With the price of oil now less than $80 a barrel, motorists throughout the United States are benefiting from gas prices below $3 a gallon. But as VOA’s Kane Farabaugh reports, the decreasing price of petroleum has a downside for the hydraulic fracturing industry in the United States.
Video

Video Tensions Build on Korean Peninsula Amid Military Drills

It has been another tense week on the Korean peninsula as Pyongyang threatened to again test nuclear weapons while the U.S. and South Korean forces held joint military exercises in a show of force. VOA’s Brian Padden reports from the Kunsan Air Base in South Korea.
Video

Video Mama Sarah Obama Honored at UN Women’s Entrepreneurship Day

President Barack Obama's step-grandmother is in the United States to raise money to build a $12 million school and hospital center in Kogelo, Kenya, the birthplace of the president's father, Barack Obama, Sr. She was honored for her decades of work to aid poor Kenyans at a Women's Entrepreneurship Day at the United Nations.
Video

Video Ebola Economic Toll Stirs W. Africa Food Security Concerns

The World Bank said Wednesday that it expects the economic impact of the Ebola outbreak on the sub-Saharan economy to cost somewhere betweenf $3 billion to $4 billion - well below a previously-outlined worst-case scenario of $32 billion. Some economists, however, paint a gloomier picture - warning that the disruption to regional markets and trading is considerable. Henry Ridgwell reports from London.
Video

Video Chaos, Abuse Defy Solution in Libya

The political and security crisis in Libya is deepening, with competing governments and, according to Amnesty International, widespread human rights violations committed with impunity. VOA’s Al Pessin reports from London.
Video

Video US Hosts Record 866,000 Foreign Students

Close to 900,000 international students are studying at American universities and colleges, more than ever before. About half of them come from Asia, mostly China.
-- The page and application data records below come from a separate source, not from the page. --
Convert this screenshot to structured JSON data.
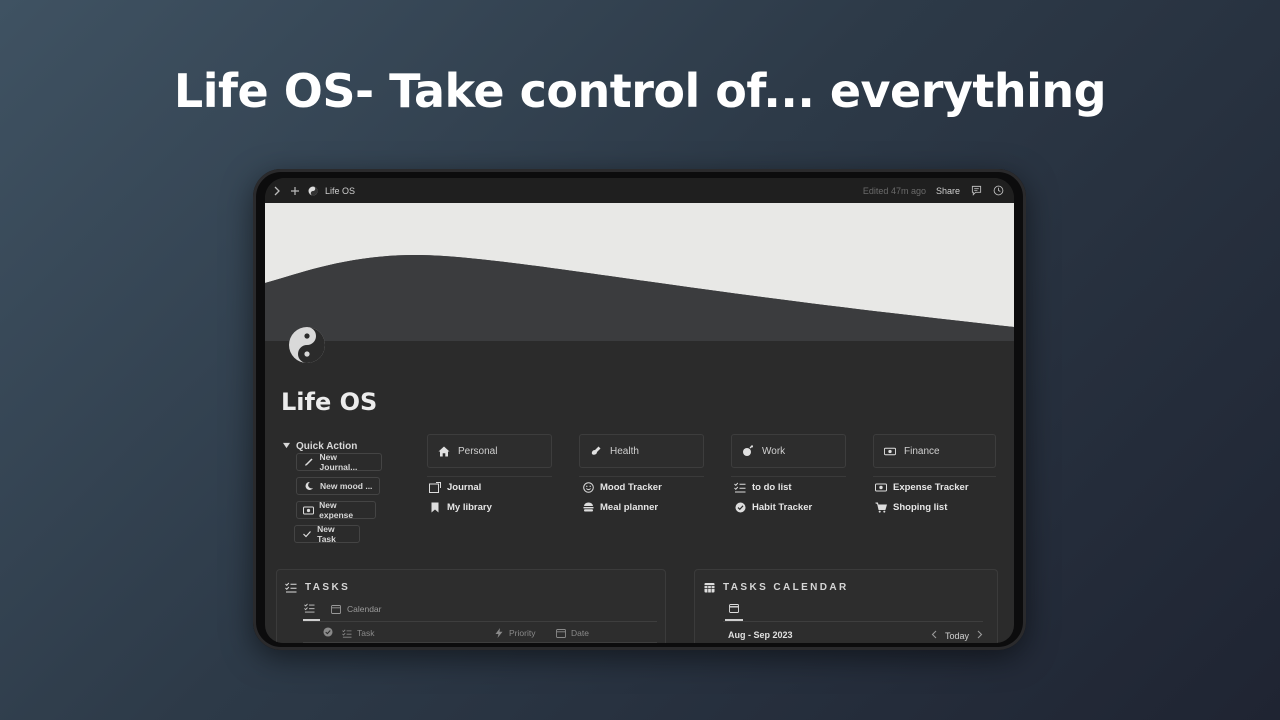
{
  "headline": "Life OS- Take control of... everything",
  "topbar": {
    "page_name": "Life OS",
    "edited": "Edited 47m ago",
    "share_label": "Share"
  },
  "page": {
    "title": "Life OS",
    "icon": "yin-yang-icon"
  },
  "quick_action": {
    "title": "Quick Action",
    "buttons": [
      {
        "label": "New Journal...",
        "icon": "pen-icon"
      },
      {
        "label": "New mood ...",
        "icon": "moon-icon"
      },
      {
        "label": "New expense",
        "icon": "money-icon"
      },
      {
        "label": "New Task",
        "icon": "check-icon"
      }
    ]
  },
  "categories": [
    {
      "label": "Personal",
      "icon": "house-icon",
      "links": [
        {
          "label": "Journal",
          "icon": "journal-icon"
        },
        {
          "label": "My library",
          "icon": "bookmark-icon"
        }
      ]
    },
    {
      "label": "Health",
      "icon": "dumbbell-icon",
      "links": [
        {
          "label": "Mood Tracker",
          "icon": "smiley-icon"
        },
        {
          "label": "Meal planner",
          "icon": "burger-icon"
        }
      ]
    },
    {
      "label": "Work",
      "icon": "brain-icon",
      "links": [
        {
          "label": "to do list",
          "icon": "checklist-icon"
        },
        {
          "label": "Habit Tracker",
          "icon": "check-circle-icon"
        }
      ]
    },
    {
      "label": "Finance",
      "icon": "money-icon",
      "links": [
        {
          "label": "Expense Tracker",
          "icon": "money-icon"
        },
        {
          "label": "Shoping list",
          "icon": "cart-icon"
        }
      ]
    }
  ],
  "tasks": {
    "title": "TASKS",
    "views": [
      "",
      "Calendar"
    ],
    "columns": [
      "Task",
      "Priority",
      "Date"
    ]
  },
  "calendar": {
    "title": "TASKS CALENDAR",
    "range": "Aug - Sep 2023",
    "today": "Today"
  },
  "colors": {
    "background_top": "#3f5262",
    "background_bottom": "#1f2432",
    "page_bg": "#2b2b2b",
    "cover_light": "#e8e8e6"
  }
}
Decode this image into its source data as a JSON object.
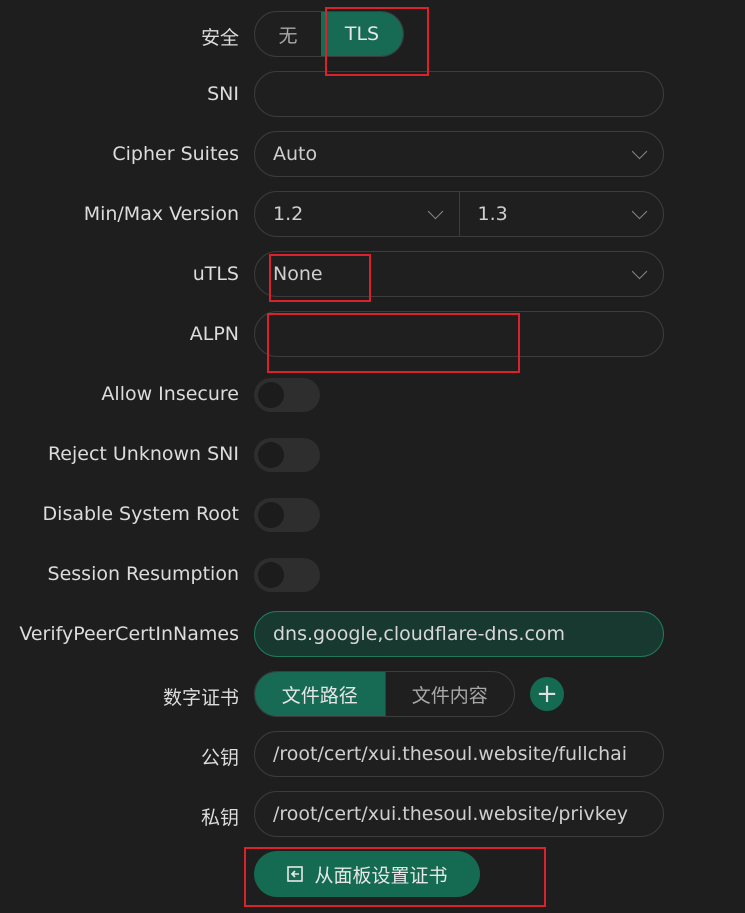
{
  "rows": {
    "security": {
      "label": "安全",
      "options": [
        "无",
        "TLS"
      ],
      "selected": "TLS"
    },
    "sni": {
      "label": "SNI",
      "value": ""
    },
    "cipher_suites": {
      "label": "Cipher Suites",
      "value": "Auto"
    },
    "min_max_version": {
      "label": "Min/Max Version",
      "min": "1.2",
      "max": "1.3"
    },
    "utls": {
      "label": "uTLS",
      "value": "None"
    },
    "alpn": {
      "label": "ALPN",
      "value": ""
    },
    "allow_insecure": {
      "label": "Allow Insecure",
      "on": false
    },
    "reject_unknown_sni": {
      "label": "Reject Unknown SNI",
      "on": false
    },
    "disable_system_root": {
      "label": "Disable System Root",
      "on": false
    },
    "session_resumption": {
      "label": "Session Resumption",
      "on": false
    },
    "verify_peer": {
      "label": "VerifyPeerCertInNames",
      "value": "dns.google,cloudflare-dns.com"
    },
    "certificate": {
      "label": "数字证书",
      "options": [
        "文件路径",
        "文件内容"
      ],
      "selected": "文件路径",
      "add": "+"
    },
    "public_key": {
      "label": "公钥",
      "value": "/root/cert/xui.thesoul.website/fullchai"
    },
    "private_key": {
      "label": "私钥",
      "value": "/root/cert/xui.thesoul.website/privkey"
    }
  },
  "set_cert_button": {
    "label": "从面板设置证书"
  },
  "colors": {
    "accent": "#146b52",
    "highlight": "#d9222a",
    "background": "#1e1e1e"
  }
}
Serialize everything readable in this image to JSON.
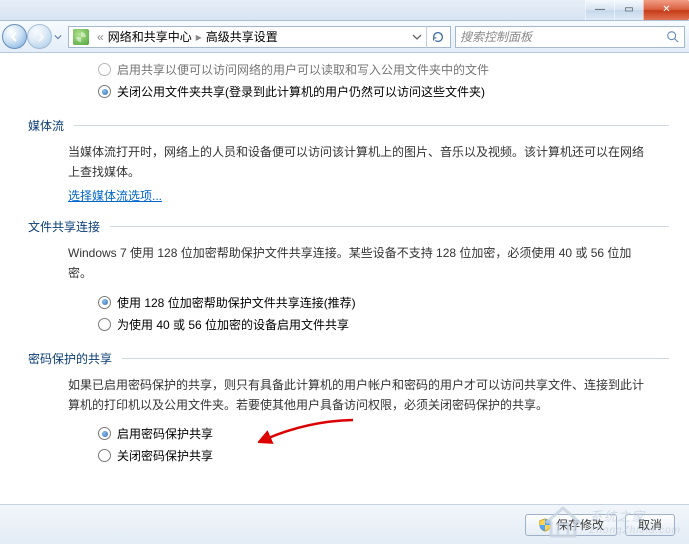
{
  "titlebar": {
    "minimize_glyph": "—",
    "maximize_glyph": "▭",
    "close_glyph": "✕"
  },
  "navbar": {
    "crumb1": "网络和共享中心",
    "crumb2": "高级共享设置",
    "sep": "▸",
    "search_placeholder": "搜索控制面板"
  },
  "top_options": {
    "opt_a": "启用共享以便可以访问网络的用户可以读取和写入公用文件夹中的文件",
    "opt_b": "关闭公用文件夹共享(登录到此计算机的用户仍然可以访问这些文件夹)"
  },
  "media": {
    "heading": "媒体流",
    "body": "当媒体流打开时，网络上的人员和设备便可以访问该计算机上的图片、音乐以及视频。该计算机还可以在网络上查找媒体。",
    "link": "选择媒体流选项..."
  },
  "encryption": {
    "heading": "文件共享连接",
    "body": "Windows 7 使用 128 位加密帮助保护文件共享连接。某些设备不支持 128 位加密，必须使用 40 或 56 位加密。",
    "opt_a": "使用 128 位加密帮助保护文件共享连接(推荐)",
    "opt_b": "为使用 40 或 56 位加密的设备启用文件共享"
  },
  "password": {
    "heading": "密码保护的共享",
    "body": "如果已启用密码保护的共享，则只有具备此计算机的用户帐户和密码的用户才可以访问共享文件、连接到此计算机的打印机以及公用文件夹。若要使其他用户具备访问权限，必须关闭密码保护的共享。",
    "opt_a": "启用密码保护共享",
    "opt_b": "关闭密码保护共享"
  },
  "bottom": {
    "save": "保存修改",
    "cancel": "取消"
  },
  "watermark": {
    "text": "系统之家",
    "url": "ZhongZhiJia.com"
  }
}
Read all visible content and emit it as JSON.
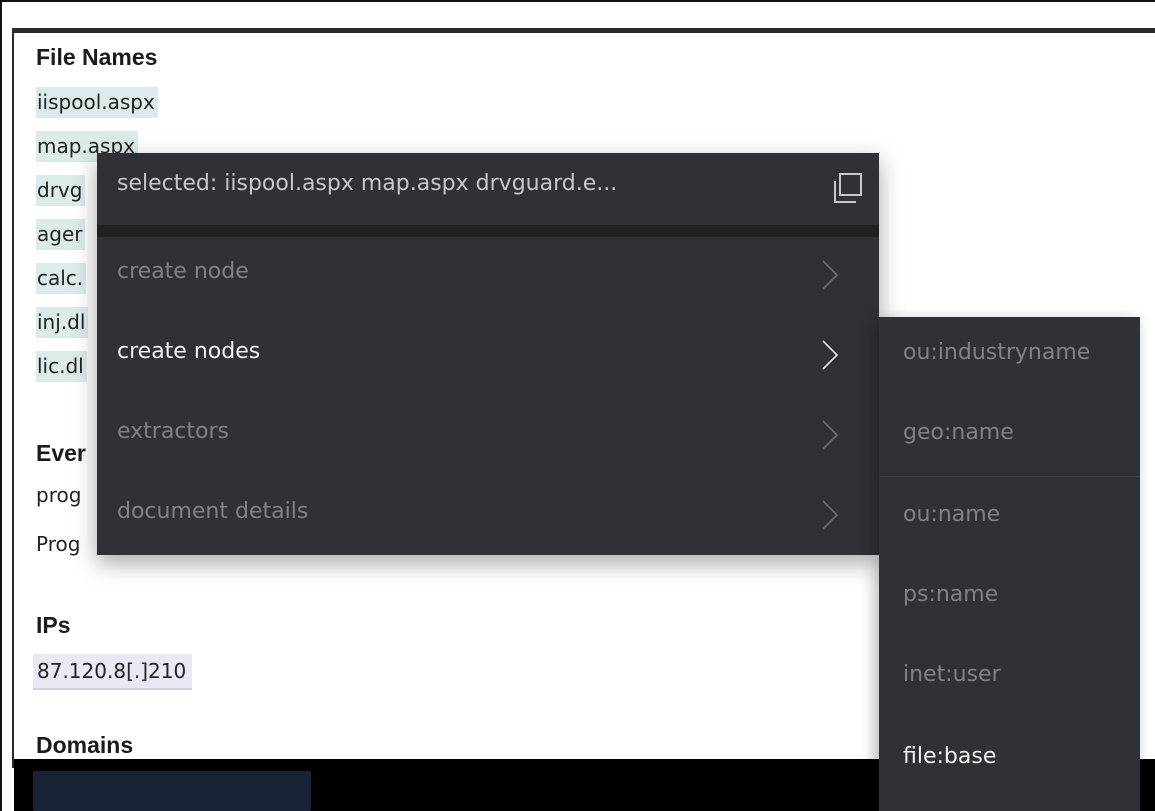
{
  "sections": {
    "file_names": {
      "heading": "File Names",
      "items": [
        "iispool.aspx",
        "map.aspx",
        "drvg",
        "ager",
        "calc.",
        "inj.dl",
        "lic.dl"
      ]
    },
    "events": {
      "heading": "Ever",
      "lines": [
        "prog",
        "Prog"
      ]
    },
    "ips": {
      "heading": "IPs",
      "items": [
        "87.120.8[.]210"
      ]
    },
    "domains": {
      "heading": "Domains"
    }
  },
  "context_menu": {
    "header": "selected: iispool.aspx map.aspx drvguard.e...",
    "copy_icon": "copy-icon",
    "items": [
      {
        "label": "create node",
        "active": false
      },
      {
        "label": "create nodes",
        "active": true
      },
      {
        "label": "extractors",
        "active": false
      },
      {
        "label": "document details",
        "active": false
      }
    ]
  },
  "submenu": {
    "items": [
      {
        "label": "ou:industryname",
        "active": false
      },
      {
        "label": "geo:name",
        "active": false
      },
      {
        "label": "ou:name",
        "active": false
      },
      {
        "label": "ps:name",
        "active": false
      },
      {
        "label": "inet:user",
        "active": false
      },
      {
        "label": "file:base",
        "active": true
      }
    ]
  },
  "colors": {
    "menu_bg": "#2e3136",
    "file_highlight": "#dcebe9",
    "ip_highlight": "#e7e9f5"
  }
}
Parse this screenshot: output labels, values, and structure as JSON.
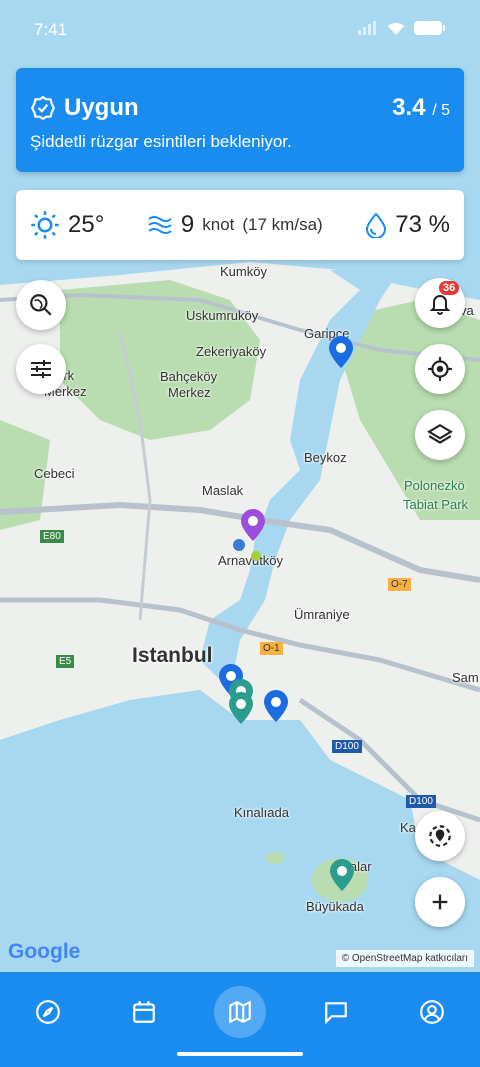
{
  "status_bar": {
    "time": "7:41"
  },
  "condition_card": {
    "title": "Uygun",
    "score": "3.4",
    "score_max": "/ 5",
    "description": "Şiddetli rüzgar esintileri bekleniyor.",
    "color": "#1a8cf0"
  },
  "weather": {
    "temperature": "25°",
    "wind_value": "9",
    "wind_unit": "knot",
    "wind_alt": "(17 km/sa)",
    "humidity": "73 %"
  },
  "map_controls": {
    "notifications_count": "36"
  },
  "map_labels": {
    "kumkoy": "Kumköy",
    "uskumruköy": "Uskumruköy",
    "garipce": "Garipce",
    "zekeriyakoy": "Zekeriyaköy",
    "bahcekoy": "Bahçeköy",
    "merkez": "Merkez",
    "turk": "ktürk",
    "merkez2": "Merkez",
    "beykoz": "Beykoz",
    "cebeci": "Cebeci",
    "maslak": "Maslak",
    "polonezkoy": "Polonezkö",
    "tabiat_park": "Tabiat Park",
    "arnavutkoy": "Arnavutköy",
    "umraniye": "Ümraniye",
    "istanbul": "Istanbul",
    "sam": "Sam",
    "kinaliada": "Kınalıada",
    "adalar": "Adalar",
    "buyukada": "Büyükada",
    "road_e80": "E80",
    "road_e5": "E5",
    "road_o1": "O-1",
    "road_o7": "O-7",
    "road_d100a": "D100",
    "road_d100b": "D100",
    "va": "va",
    "ka": "Ka"
  },
  "map_footer": {
    "google": "Google",
    "attribution": "© OpenStreetMap katkıcıları"
  },
  "nav": {
    "items": [
      "compass-icon",
      "calendar-icon",
      "map-icon",
      "chat-icon",
      "profile-icon"
    ],
    "active_index": 2
  }
}
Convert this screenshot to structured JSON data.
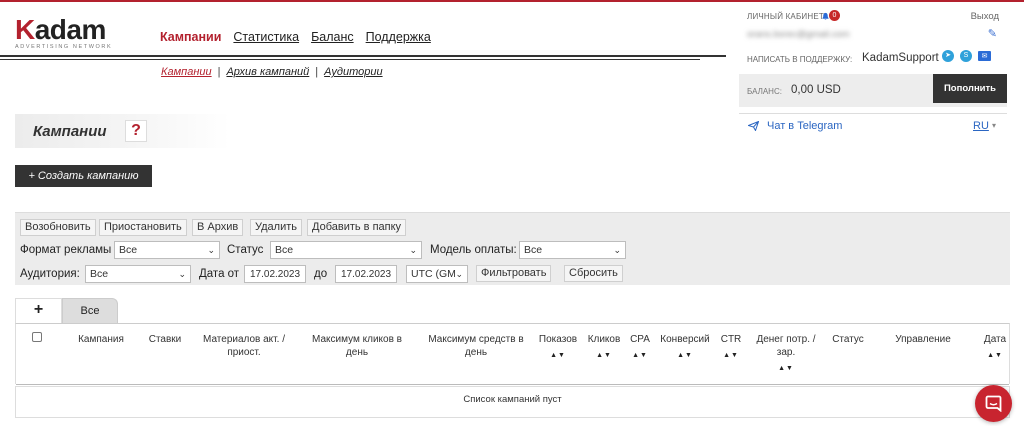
{
  "logo": {
    "first": "K",
    "rest": "adam",
    "tagline": "ADVERTISING NETWORK"
  },
  "topnav": [
    "Кампании",
    "Статистика",
    "Баланс",
    "Поддержка"
  ],
  "subnav": {
    "items": [
      "Кампании",
      "Архив кампаний",
      "Аудитории"
    ],
    "sep": "|"
  },
  "page": {
    "title": "Кампании",
    "help": "?",
    "create_label": "+ Создать кампанию"
  },
  "account": {
    "cabinet_label": "ЛИЧНЫЙ КАБИНЕТ",
    "notifications": "0",
    "logout": "Выход",
    "email": "orans.bsrec@gmail.com",
    "support_label": "НАПИСАТЬ В ПОДДЕРЖКУ:",
    "support_name": "KadamSupport",
    "balance_label": "БАЛАНС:",
    "balance_value": "0,00 USD",
    "topup": "Пополнить",
    "telegram": "Чат в Telegram",
    "lang": "RU"
  },
  "actions": [
    "Возобновить",
    "Приостановить",
    "В Архив",
    "Удалить",
    "Добавить в папку"
  ],
  "filters": {
    "format_label": "Формат рекламы",
    "format_value": "Все",
    "status_label": "Статус",
    "status_value": "Все",
    "payment_label": "Модель оплаты:",
    "payment_value": "Все",
    "audience_label": "Аудитория:",
    "audience_value": "Все",
    "date_from_label": "Дата от",
    "date_from": "17.02.2023",
    "date_to_label": "до",
    "date_to": "17.02.2023",
    "tz": "UTC (GM",
    "filter_btn": "Фильтровать",
    "reset_btn": "Сбросить"
  },
  "tabs": {
    "add": "+",
    "all": "Все"
  },
  "table": {
    "columns": [
      "Кампания",
      "Ставки",
      "Материалов акт. / приост.",
      "Максимум кликов в день",
      "Максимум средств в день",
      "Показов",
      "Кликов",
      "CPA",
      "Конверсий",
      "CTR",
      "Денег потр. / зар.",
      "Статус",
      "Управление",
      "Дата"
    ],
    "sort_glyph": "▲▼",
    "empty": "Список кампаний пуст"
  }
}
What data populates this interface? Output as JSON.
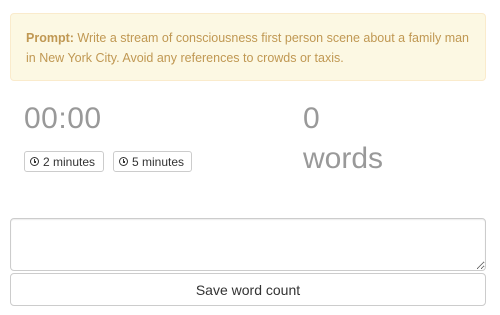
{
  "prompt": {
    "lead": "Prompt:",
    "text": "Write a stream of consciousness first person scene about a family man in New York City. Avoid any references to crowds or taxis."
  },
  "timer": {
    "display": "00:00",
    "buttons": [
      {
        "label": "2 minutes",
        "icon": "clock-icon"
      },
      {
        "label": "5 minutes",
        "icon": "clock-icon"
      }
    ]
  },
  "word_counter": {
    "count": "0",
    "unit": "words"
  },
  "editor": {
    "value": ""
  },
  "save": {
    "label": "Save word count"
  },
  "colors": {
    "alert_bg": "#fcf8e3",
    "alert_border": "#faebcc",
    "alert_text": "#c09853",
    "muted_text": "#999999"
  }
}
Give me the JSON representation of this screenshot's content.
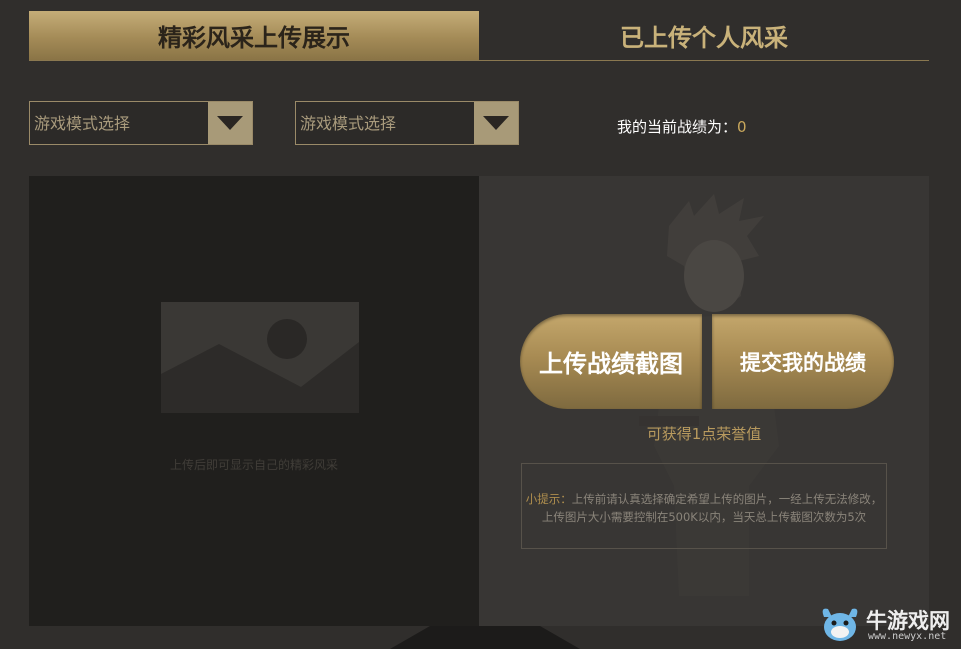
{
  "tabs": [
    {
      "label": "精彩风采上传展示",
      "active": true
    },
    {
      "label": "已上传个人风采",
      "active": false
    }
  ],
  "filters": {
    "mode_select_1": "游戏模式选择",
    "mode_select_2": "游戏模式选择"
  },
  "score": {
    "label": "我的当前战绩为：",
    "value": "0"
  },
  "preview": {
    "hint": "上传后即可显示自己的精彩风采"
  },
  "actions": {
    "upload_label": "上传战绩截图",
    "submit_label": "提交我的战绩",
    "reward_text": "可获得1点荣誉值"
  },
  "tip": {
    "label": "小提示：",
    "text": "上传前请认真选择确定希望上传的图片，一经上传无法修改，上传图片大小需要控制在500K以内，当天总上传截图次数为5次"
  },
  "watermark": {
    "name": "牛游戏网",
    "url": "www.newyx.net"
  },
  "colors": {
    "background": "#302e2c",
    "accent_gold": "#b89a5e",
    "tab_active": "#a48b57"
  },
  "icons": [
    "dropdown-arrow-icon",
    "image-placeholder-icon",
    "newyx-logo-icon"
  ]
}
The United States hosts more foreign students than any other country in the world, and its foreign student population is steadily growing. Zlatica Hoke reports.

All About America

AppleAndroid